━━ Given records

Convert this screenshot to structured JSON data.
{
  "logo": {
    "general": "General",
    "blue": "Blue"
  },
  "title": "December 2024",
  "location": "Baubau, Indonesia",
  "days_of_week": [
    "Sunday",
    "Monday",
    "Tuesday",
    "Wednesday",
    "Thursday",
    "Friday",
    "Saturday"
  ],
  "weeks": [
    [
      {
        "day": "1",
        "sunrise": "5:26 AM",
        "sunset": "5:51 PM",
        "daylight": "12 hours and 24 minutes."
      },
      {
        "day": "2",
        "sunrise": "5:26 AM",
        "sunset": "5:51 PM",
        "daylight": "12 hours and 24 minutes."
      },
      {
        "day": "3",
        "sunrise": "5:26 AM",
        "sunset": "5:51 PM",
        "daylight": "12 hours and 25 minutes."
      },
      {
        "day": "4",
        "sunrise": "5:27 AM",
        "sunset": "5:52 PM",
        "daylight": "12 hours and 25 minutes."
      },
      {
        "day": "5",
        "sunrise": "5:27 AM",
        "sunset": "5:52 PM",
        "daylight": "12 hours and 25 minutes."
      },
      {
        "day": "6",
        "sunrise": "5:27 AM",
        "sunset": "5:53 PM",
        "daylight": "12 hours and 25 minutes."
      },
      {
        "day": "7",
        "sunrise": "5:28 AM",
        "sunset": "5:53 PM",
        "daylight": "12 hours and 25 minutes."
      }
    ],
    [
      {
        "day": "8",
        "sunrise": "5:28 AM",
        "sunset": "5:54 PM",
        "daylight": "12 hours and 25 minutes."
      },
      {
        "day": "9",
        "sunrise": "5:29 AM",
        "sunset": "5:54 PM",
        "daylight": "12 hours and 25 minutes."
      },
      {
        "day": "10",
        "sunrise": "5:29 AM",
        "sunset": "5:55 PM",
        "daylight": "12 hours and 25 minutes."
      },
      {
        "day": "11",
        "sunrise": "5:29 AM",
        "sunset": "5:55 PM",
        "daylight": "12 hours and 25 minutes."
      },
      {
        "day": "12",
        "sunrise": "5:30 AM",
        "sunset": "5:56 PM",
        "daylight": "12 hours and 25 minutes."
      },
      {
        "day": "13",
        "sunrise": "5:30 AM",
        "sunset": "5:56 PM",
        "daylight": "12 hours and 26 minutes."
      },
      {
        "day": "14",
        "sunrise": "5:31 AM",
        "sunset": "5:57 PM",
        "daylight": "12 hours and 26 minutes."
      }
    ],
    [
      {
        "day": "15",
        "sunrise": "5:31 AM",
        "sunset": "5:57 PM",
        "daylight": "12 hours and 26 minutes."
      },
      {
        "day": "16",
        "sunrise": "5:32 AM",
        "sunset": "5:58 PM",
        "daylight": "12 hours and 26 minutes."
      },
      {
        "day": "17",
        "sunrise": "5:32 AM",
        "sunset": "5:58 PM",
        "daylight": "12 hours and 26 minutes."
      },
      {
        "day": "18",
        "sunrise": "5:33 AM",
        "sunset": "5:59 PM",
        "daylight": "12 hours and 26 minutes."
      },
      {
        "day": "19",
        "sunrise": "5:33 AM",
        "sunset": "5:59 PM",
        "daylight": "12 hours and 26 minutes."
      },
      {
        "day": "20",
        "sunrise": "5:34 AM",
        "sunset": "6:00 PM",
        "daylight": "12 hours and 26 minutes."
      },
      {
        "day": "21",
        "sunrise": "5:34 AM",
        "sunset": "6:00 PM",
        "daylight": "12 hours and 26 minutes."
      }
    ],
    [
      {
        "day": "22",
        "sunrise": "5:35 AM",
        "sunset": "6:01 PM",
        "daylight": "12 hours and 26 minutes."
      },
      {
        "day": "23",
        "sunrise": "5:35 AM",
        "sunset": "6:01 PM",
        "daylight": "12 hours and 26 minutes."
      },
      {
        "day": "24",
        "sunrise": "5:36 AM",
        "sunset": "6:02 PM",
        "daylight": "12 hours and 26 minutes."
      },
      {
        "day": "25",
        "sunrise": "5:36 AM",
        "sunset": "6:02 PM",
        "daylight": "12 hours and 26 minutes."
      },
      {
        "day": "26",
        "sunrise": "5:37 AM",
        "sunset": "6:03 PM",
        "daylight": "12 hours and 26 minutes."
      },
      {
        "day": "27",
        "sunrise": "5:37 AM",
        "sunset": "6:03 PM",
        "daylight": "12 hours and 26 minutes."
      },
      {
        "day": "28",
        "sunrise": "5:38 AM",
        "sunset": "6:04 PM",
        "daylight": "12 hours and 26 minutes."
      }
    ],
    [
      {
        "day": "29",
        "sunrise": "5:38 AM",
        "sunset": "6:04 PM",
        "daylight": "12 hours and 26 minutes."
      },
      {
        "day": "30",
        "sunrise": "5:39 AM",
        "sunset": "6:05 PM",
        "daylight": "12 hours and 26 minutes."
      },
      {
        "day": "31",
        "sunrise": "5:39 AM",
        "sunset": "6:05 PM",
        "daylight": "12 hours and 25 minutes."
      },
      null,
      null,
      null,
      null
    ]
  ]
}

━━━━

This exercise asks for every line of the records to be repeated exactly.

Problem solution =
Convert this screenshot to structured JSON data.
{
  "logo": {
    "general": "General",
    "blue": "Blue"
  },
  "title": "December 2024",
  "location": "Baubau, Indonesia",
  "days_of_week": [
    "Sunday",
    "Monday",
    "Tuesday",
    "Wednesday",
    "Thursday",
    "Friday",
    "Saturday"
  ],
  "weeks": [
    [
      {
        "day": "1",
        "sunrise": "5:26 AM",
        "sunset": "5:51 PM",
        "daylight": "12 hours and 24 minutes."
      },
      {
        "day": "2",
        "sunrise": "5:26 AM",
        "sunset": "5:51 PM",
        "daylight": "12 hours and 24 minutes."
      },
      {
        "day": "3",
        "sunrise": "5:26 AM",
        "sunset": "5:51 PM",
        "daylight": "12 hours and 25 minutes."
      },
      {
        "day": "4",
        "sunrise": "5:27 AM",
        "sunset": "5:52 PM",
        "daylight": "12 hours and 25 minutes."
      },
      {
        "day": "5",
        "sunrise": "5:27 AM",
        "sunset": "5:52 PM",
        "daylight": "12 hours and 25 minutes."
      },
      {
        "day": "6",
        "sunrise": "5:27 AM",
        "sunset": "5:53 PM",
        "daylight": "12 hours and 25 minutes."
      },
      {
        "day": "7",
        "sunrise": "5:28 AM",
        "sunset": "5:53 PM",
        "daylight": "12 hours and 25 minutes."
      }
    ],
    [
      {
        "day": "8",
        "sunrise": "5:28 AM",
        "sunset": "5:54 PM",
        "daylight": "12 hours and 25 minutes."
      },
      {
        "day": "9",
        "sunrise": "5:29 AM",
        "sunset": "5:54 PM",
        "daylight": "12 hours and 25 minutes."
      },
      {
        "day": "10",
        "sunrise": "5:29 AM",
        "sunset": "5:55 PM",
        "daylight": "12 hours and 25 minutes."
      },
      {
        "day": "11",
        "sunrise": "5:29 AM",
        "sunset": "5:55 PM",
        "daylight": "12 hours and 25 minutes."
      },
      {
        "day": "12",
        "sunrise": "5:30 AM",
        "sunset": "5:56 PM",
        "daylight": "12 hours and 25 minutes."
      },
      {
        "day": "13",
        "sunrise": "5:30 AM",
        "sunset": "5:56 PM",
        "daylight": "12 hours and 26 minutes."
      },
      {
        "day": "14",
        "sunrise": "5:31 AM",
        "sunset": "5:57 PM",
        "daylight": "12 hours and 26 minutes."
      }
    ],
    [
      {
        "day": "15",
        "sunrise": "5:31 AM",
        "sunset": "5:57 PM",
        "daylight": "12 hours and 26 minutes."
      },
      {
        "day": "16",
        "sunrise": "5:32 AM",
        "sunset": "5:58 PM",
        "daylight": "12 hours and 26 minutes."
      },
      {
        "day": "17",
        "sunrise": "5:32 AM",
        "sunset": "5:58 PM",
        "daylight": "12 hours and 26 minutes."
      },
      {
        "day": "18",
        "sunrise": "5:33 AM",
        "sunset": "5:59 PM",
        "daylight": "12 hours and 26 minutes."
      },
      {
        "day": "19",
        "sunrise": "5:33 AM",
        "sunset": "5:59 PM",
        "daylight": "12 hours and 26 minutes."
      },
      {
        "day": "20",
        "sunrise": "5:34 AM",
        "sunset": "6:00 PM",
        "daylight": "12 hours and 26 minutes."
      },
      {
        "day": "21",
        "sunrise": "5:34 AM",
        "sunset": "6:00 PM",
        "daylight": "12 hours and 26 minutes."
      }
    ],
    [
      {
        "day": "22",
        "sunrise": "5:35 AM",
        "sunset": "6:01 PM",
        "daylight": "12 hours and 26 minutes."
      },
      {
        "day": "23",
        "sunrise": "5:35 AM",
        "sunset": "6:01 PM",
        "daylight": "12 hours and 26 minutes."
      },
      {
        "day": "24",
        "sunrise": "5:36 AM",
        "sunset": "6:02 PM",
        "daylight": "12 hours and 26 minutes."
      },
      {
        "day": "25",
        "sunrise": "5:36 AM",
        "sunset": "6:02 PM",
        "daylight": "12 hours and 26 minutes."
      },
      {
        "day": "26",
        "sunrise": "5:37 AM",
        "sunset": "6:03 PM",
        "daylight": "12 hours and 26 minutes."
      },
      {
        "day": "27",
        "sunrise": "5:37 AM",
        "sunset": "6:03 PM",
        "daylight": "12 hours and 26 minutes."
      },
      {
        "day": "28",
        "sunrise": "5:38 AM",
        "sunset": "6:04 PM",
        "daylight": "12 hours and 26 minutes."
      }
    ],
    [
      {
        "day": "29",
        "sunrise": "5:38 AM",
        "sunset": "6:04 PM",
        "daylight": "12 hours and 26 minutes."
      },
      {
        "day": "30",
        "sunrise": "5:39 AM",
        "sunset": "6:05 PM",
        "daylight": "12 hours and 26 minutes."
      },
      {
        "day": "31",
        "sunrise": "5:39 AM",
        "sunset": "6:05 PM",
        "daylight": "12 hours and 25 minutes."
      },
      null,
      null,
      null,
      null
    ]
  ]
}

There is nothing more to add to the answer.